### Record extracts
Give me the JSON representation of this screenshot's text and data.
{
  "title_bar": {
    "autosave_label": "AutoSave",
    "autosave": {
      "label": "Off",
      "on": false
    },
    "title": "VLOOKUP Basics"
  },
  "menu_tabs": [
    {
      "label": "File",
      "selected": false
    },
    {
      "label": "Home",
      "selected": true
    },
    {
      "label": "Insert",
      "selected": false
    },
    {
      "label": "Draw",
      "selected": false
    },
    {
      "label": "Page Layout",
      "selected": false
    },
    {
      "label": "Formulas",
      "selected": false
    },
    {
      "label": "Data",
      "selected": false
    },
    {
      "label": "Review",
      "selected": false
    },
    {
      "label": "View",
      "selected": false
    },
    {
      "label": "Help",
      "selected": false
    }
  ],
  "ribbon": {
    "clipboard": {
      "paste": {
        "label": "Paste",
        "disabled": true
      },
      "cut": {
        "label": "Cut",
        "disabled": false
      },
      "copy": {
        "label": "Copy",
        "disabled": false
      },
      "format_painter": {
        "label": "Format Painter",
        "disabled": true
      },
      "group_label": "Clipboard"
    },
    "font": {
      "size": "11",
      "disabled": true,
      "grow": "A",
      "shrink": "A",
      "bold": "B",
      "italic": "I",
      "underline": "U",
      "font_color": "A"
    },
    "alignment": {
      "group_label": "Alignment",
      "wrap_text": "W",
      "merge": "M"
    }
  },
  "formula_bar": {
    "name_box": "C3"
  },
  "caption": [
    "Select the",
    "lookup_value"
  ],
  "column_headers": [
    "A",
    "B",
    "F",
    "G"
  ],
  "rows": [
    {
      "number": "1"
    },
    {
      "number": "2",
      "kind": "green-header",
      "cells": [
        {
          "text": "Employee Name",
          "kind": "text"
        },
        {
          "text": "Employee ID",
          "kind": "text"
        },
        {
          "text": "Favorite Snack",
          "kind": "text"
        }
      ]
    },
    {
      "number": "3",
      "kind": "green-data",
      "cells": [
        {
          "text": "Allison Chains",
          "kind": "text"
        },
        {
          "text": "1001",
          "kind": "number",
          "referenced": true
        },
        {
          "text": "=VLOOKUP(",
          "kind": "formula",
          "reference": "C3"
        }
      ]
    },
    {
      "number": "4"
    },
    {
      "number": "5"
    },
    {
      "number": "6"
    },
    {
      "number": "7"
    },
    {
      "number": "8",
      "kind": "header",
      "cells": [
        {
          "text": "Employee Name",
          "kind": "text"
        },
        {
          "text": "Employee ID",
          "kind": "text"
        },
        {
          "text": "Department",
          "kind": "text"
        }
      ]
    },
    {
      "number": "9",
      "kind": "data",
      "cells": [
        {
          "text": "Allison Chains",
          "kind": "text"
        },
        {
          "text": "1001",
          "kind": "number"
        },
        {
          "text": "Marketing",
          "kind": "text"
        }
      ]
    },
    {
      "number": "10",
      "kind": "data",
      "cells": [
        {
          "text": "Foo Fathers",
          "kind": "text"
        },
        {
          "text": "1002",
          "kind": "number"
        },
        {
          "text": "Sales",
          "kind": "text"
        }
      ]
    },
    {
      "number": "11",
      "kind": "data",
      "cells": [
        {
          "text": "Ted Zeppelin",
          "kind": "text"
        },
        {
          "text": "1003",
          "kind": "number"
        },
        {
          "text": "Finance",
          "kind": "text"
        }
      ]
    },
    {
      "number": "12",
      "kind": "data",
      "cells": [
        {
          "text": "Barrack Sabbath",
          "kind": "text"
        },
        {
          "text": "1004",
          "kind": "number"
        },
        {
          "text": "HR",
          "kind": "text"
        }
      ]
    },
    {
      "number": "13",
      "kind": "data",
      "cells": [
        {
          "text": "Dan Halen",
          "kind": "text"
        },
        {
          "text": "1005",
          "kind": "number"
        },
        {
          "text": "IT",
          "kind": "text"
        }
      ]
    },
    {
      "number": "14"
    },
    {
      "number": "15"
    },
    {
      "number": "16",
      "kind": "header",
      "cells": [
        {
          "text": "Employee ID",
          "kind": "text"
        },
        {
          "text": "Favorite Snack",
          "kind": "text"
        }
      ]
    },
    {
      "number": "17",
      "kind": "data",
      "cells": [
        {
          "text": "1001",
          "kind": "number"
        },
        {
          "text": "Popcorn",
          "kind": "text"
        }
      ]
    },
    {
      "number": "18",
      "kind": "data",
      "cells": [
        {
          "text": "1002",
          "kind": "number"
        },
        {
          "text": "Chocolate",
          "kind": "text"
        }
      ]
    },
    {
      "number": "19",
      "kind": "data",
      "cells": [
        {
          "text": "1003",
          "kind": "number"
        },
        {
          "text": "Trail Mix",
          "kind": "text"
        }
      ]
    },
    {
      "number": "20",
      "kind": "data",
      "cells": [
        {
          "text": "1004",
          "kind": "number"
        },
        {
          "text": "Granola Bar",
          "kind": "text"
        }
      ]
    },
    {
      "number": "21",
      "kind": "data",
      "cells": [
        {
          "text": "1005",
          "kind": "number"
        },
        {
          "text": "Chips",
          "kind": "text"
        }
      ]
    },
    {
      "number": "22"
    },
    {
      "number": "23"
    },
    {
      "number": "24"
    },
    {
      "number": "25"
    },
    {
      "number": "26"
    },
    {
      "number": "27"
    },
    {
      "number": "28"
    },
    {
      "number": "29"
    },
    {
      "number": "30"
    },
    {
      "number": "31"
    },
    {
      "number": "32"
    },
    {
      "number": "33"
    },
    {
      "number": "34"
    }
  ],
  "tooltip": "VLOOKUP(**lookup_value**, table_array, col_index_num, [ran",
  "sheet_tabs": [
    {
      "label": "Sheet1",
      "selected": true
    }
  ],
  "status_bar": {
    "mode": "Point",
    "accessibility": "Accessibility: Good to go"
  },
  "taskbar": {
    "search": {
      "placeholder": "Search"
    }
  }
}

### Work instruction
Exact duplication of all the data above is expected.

### Solution to this exercise
Give me the JSON representation of this screenshot's text and data.
{
  "title_bar": {
    "autosave_label": "AutoSave",
    "autosave": {
      "label": "Off",
      "on": false
    },
    "title": "VLOOKUP Basics"
  },
  "menu_tabs": [
    {
      "label": "File",
      "selected": false
    },
    {
      "label": "Home",
      "selected": true
    },
    {
      "label": "Insert",
      "selected": false
    },
    {
      "label": "Draw",
      "selected": false
    },
    {
      "label": "Page Layout",
      "selected": false
    },
    {
      "label": "Formulas",
      "selected": false
    },
    {
      "label": "Data",
      "selected": false
    },
    {
      "label": "Review",
      "selected": false
    },
    {
      "label": "View",
      "selected": false
    },
    {
      "label": "Help",
      "selected": false
    }
  ],
  "ribbon": {
    "clipboard": {
      "paste": {
        "label": "Paste",
        "disabled": true
      },
      "cut": {
        "label": "Cut",
        "disabled": false
      },
      "copy": {
        "label": "Copy",
        "disabled": false
      },
      "format_painter": {
        "label": "Format Painter",
        "disabled": true
      },
      "group_label": "Clipboard"
    },
    "font": {
      "size": "11",
      "disabled": true,
      "grow": "A",
      "shrink": "A",
      "bold": "B",
      "italic": "I",
      "underline": "U",
      "font_color": "A"
    },
    "alignment": {
      "group_label": "Alignment",
      "wrap_text": "W",
      "merge": "M"
    }
  },
  "formula_bar": {
    "name_box": "C3"
  },
  "caption": [
    "Select the",
    "lookup_value"
  ],
  "column_headers": [
    "A",
    "B",
    "F",
    "G"
  ],
  "rows": [
    {
      "number": "1"
    },
    {
      "number": "2",
      "kind": "green-header",
      "cells": [
        {
          "text": "Employee Name",
          "kind": "text"
        },
        {
          "text": "Employee ID",
          "kind": "text"
        },
        {
          "text": "Favorite Snack",
          "kind": "text"
        }
      ]
    },
    {
      "number": "3",
      "kind": "green-data",
      "cells": [
        {
          "text": "Allison Chains",
          "kind": "text"
        },
        {
          "text": "1001",
          "kind": "number",
          "referenced": true
        },
        {
          "text": "=VLOOKUP(",
          "kind": "formula",
          "reference": "C3"
        }
      ]
    },
    {
      "number": "4"
    },
    {
      "number": "5"
    },
    {
      "number": "6"
    },
    {
      "number": "7"
    },
    {
      "number": "8",
      "kind": "header",
      "cells": [
        {
          "text": "Employee Name",
          "kind": "text"
        },
        {
          "text": "Employee ID",
          "kind": "text"
        },
        {
          "text": "Department",
          "kind": "text"
        }
      ]
    },
    {
      "number": "9",
      "kind": "data",
      "cells": [
        {
          "text": "Allison Chains",
          "kind": "text"
        },
        {
          "text": "1001",
          "kind": "number"
        },
        {
          "text": "Marketing",
          "kind": "text"
        }
      ]
    },
    {
      "number": "10",
      "kind": "data",
      "cells": [
        {
          "text": "Foo Fathers",
          "kind": "text"
        },
        {
          "text": "1002",
          "kind": "number"
        },
        {
          "text": "Sales",
          "kind": "text"
        }
      ]
    },
    {
      "number": "11",
      "kind": "data",
      "cells": [
        {
          "text": "Ted Zeppelin",
          "kind": "text"
        },
        {
          "text": "1003",
          "kind": "number"
        },
        {
          "text": "Finance",
          "kind": "text"
        }
      ]
    },
    {
      "number": "12",
      "kind": "data",
      "cells": [
        {
          "text": "Barrack Sabbath",
          "kind": "text"
        },
        {
          "text": "1004",
          "kind": "number"
        },
        {
          "text": "HR",
          "kind": "text"
        }
      ]
    },
    {
      "number": "13",
      "kind": "data",
      "cells": [
        {
          "text": "Dan Halen",
          "kind": "text"
        },
        {
          "text": "1005",
          "kind": "number"
        },
        {
          "text": "IT",
          "kind": "text"
        }
      ]
    },
    {
      "number": "14"
    },
    {
      "number": "15"
    },
    {
      "number": "16",
      "kind": "header",
      "cells": [
        {
          "text": "Employee ID",
          "kind": "text"
        },
        {
          "text": "Favorite Snack",
          "kind": "text"
        }
      ]
    },
    {
      "number": "17",
      "kind": "data",
      "cells": [
        {
          "text": "1001",
          "kind": "number"
        },
        {
          "text": "Popcorn",
          "kind": "text"
        }
      ]
    },
    {
      "number": "18",
      "kind": "data",
      "cells": [
        {
          "text": "1002",
          "kind": "number"
        },
        {
          "text": "Chocolate",
          "kind": "text"
        }
      ]
    },
    {
      "number": "19",
      "kind": "data",
      "cells": [
        {
          "text": "1003",
          "kind": "number"
        },
        {
          "text": "Trail Mix",
          "kind": "text"
        }
      ]
    },
    {
      "number": "20",
      "kind": "data",
      "cells": [
        {
          "text": "1004",
          "kind": "number"
        },
        {
          "text": "Granola Bar",
          "kind": "text"
        }
      ]
    },
    {
      "number": "21",
      "kind": "data",
      "cells": [
        {
          "text": "1005",
          "kind": "number"
        },
        {
          "text": "Chips",
          "kind": "text"
        }
      ]
    },
    {
      "number": "22"
    },
    {
      "number": "23"
    },
    {
      "number": "24"
    },
    {
      "number": "25"
    },
    {
      "number": "26"
    },
    {
      "number": "27"
    },
    {
      "number": "28"
    },
    {
      "number": "29"
    },
    {
      "number": "30"
    },
    {
      "number": "31"
    },
    {
      "number": "32"
    },
    {
      "number": "33"
    },
    {
      "number": "34"
    }
  ],
  "tooltip": "VLOOKUP(**lookup_value**, table_array, col_index_num, [ran",
  "sheet_tabs": [
    {
      "label": "Sheet1",
      "selected": true
    }
  ],
  "status_bar": {
    "mode": "Point",
    "accessibility": "Accessibility: Good to go"
  },
  "taskbar": {
    "search": {
      "placeholder": "Search"
    }
  }
}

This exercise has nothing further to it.